About Porsche models, Jonas says: “I started my career with a 996. Then came the 997 and a few of its generations. Later I got to drive a few generations of the 991 and most recently – the 992. I’d consider the 996 a collector’s car. It’s rubber, very close to standard – I wouldn’t want to drive it on the track. The 997 was very sensitive, jittery, and had a short base. It’s a formidable car for inexperienced drivers, but it has its charm. The 991 was much more refined and handled better. Porsche has produced a lot of models, but the differences between them aren’t obvious – the cars are improved little by little. That’s how they managed to achieve such high reliability. If I had to choose today, I’d prefer to drive one of the newer models. The newer, the better.”
Jonas has also tried Porsche’s electric cars, but he thinks they won’t be in races for at least another 10 years. According to him, hybrids will dominate racing in the foreseeable future.

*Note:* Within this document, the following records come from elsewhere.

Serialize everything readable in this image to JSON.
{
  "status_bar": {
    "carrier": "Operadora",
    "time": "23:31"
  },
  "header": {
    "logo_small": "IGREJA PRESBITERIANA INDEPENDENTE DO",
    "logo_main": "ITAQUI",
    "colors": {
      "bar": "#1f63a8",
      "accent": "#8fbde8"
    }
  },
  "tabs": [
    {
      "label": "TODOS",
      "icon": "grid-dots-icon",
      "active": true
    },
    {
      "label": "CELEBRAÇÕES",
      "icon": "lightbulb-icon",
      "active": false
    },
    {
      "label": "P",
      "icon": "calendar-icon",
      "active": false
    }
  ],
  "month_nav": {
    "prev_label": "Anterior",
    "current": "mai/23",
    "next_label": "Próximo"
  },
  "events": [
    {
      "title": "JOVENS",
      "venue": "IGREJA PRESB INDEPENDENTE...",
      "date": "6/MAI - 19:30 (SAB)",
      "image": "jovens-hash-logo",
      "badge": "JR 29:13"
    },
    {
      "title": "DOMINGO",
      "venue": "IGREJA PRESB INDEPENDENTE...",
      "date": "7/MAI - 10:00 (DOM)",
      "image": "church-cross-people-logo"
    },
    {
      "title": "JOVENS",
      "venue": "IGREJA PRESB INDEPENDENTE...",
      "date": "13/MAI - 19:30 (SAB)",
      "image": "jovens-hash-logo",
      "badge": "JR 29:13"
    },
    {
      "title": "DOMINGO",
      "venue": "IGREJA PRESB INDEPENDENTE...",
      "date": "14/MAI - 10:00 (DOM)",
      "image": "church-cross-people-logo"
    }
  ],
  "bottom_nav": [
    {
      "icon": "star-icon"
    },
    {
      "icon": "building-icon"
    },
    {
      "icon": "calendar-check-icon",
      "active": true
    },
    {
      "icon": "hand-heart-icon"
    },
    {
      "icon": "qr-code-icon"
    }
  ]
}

One of Lithuania’s best circuit racing drivers. Every day he goes to a job that is the envy of all petrolheads. Robertas is an instructor at the Porsche Driving Academy.
When Vytautas Venskūnas brought a 993 RSR to Lithuania, it looked special. And now it’s just a classic car. Thanks to Vytautas, Porsche triumphed in Lithuania. Since then, drivers who want to win races usually choose Porsches.
Statistically, Porsches run the best on the Palanga circuit. This is confirmed by the fact that out of 22 races, 15 were won with Porsches. In the past, only professionals could win with a Porsche, but with the advent of the 991 model, handling has become much simpler and any amateur can drive fast with a bit of training.
The difference with driving a Porsche is that the front axle load is half that of the rear. The front of the car is very light, and the front wheels tend to slip when cornering. To avoid this, you need to brake in the turn itself, loading the front axle to keep the front wheels from slipping. Thanks to the rear-mounted engine and the rear-wheel drive, the car can start very quickly.
Drivers who won the Palanga 1006 km race with a Porsche
Vladas Laurinavičius, Eugenijus Tumalevičius, Vytautas Venskūnas – Porsche Club Lithuania (Porsche 911)
Vytautas Venskūnas, Alfredas Kudla – Automodus 5 (Porsche 993 RSR)
Vladas Laurinavičius, Eugenijus Tumalevičius, Aurelijus Simaška, Nikita Kondrachinas – Porsche Club Lithuania (Porsche 993 Cup)
Alfredas Kudla, Vytautas Venskūnas – SK D. A. L (Porsche Carrera GT3)
Egidijus Dapšas, Nemunas Dagilis, Nerijus Dagilis – Oktanas-Snaigė (Porsche 996 GT3)
Aurelijus Rusteika, Giedrius Tomas Jarmalavičius, Arūnas Bartusevičius, Jonas Gelžinis – Topo Centras (Porsche 996 GT3)
Sun Moodley, Andrew Culbert, Manogh Maharaj (Republic of South Africa) – Oktanas Racing (Porsche 911 GT3 Cup)
Nemunas Dagilis, Nerijus Dagilis, Benediktas Vanagas – General Financing-Autopaslauga (Porsche 911 GT3)
Jonas Gelžinis, Ignas Gelžinis, Tautvydas Barštys Jr. – Juta-KG Group (Porsche Carrera GT3 Cup)
Jonas Gelžinis, Sebastiaan Bleekemolen (Holland), Benediktas Vanagas – General Financing by Pitlane (Porsche 911 GT3 Cup)
Jonas Gelžinis, Ignas Gelžinis, Egidijus Valeiša – Skuba Dream (Porsche 911 GT3 Cup 997)
Robertas Kupčikas, Nemunas Dagilis, Steve Vanbellingen (Belgium) – Palanga Spa Hotel by EMG Motorsport (Porsche 911 GT3 Cup)
Julius Adomavičius, Ralf Aron (Estonia), Jonas Gelžinis, Ignas Gelžinis – Circle K Miles Plus Racing Team (Porsche GT3 Cup)
Julius Adomavičius, Jonas Gelžinis, Ralf Aron (Estonia), Oskaras Brazaitis – Circle K Miles Plus Racing Team (Porsche GT3 Cup 2)
Jonas Gelžinis, Ignas Gelžinis, Ralf Aron (Estonia), Julius Adomavičius – Circle K Miles Plus Racing Team (Porsche GT3 Cup 2)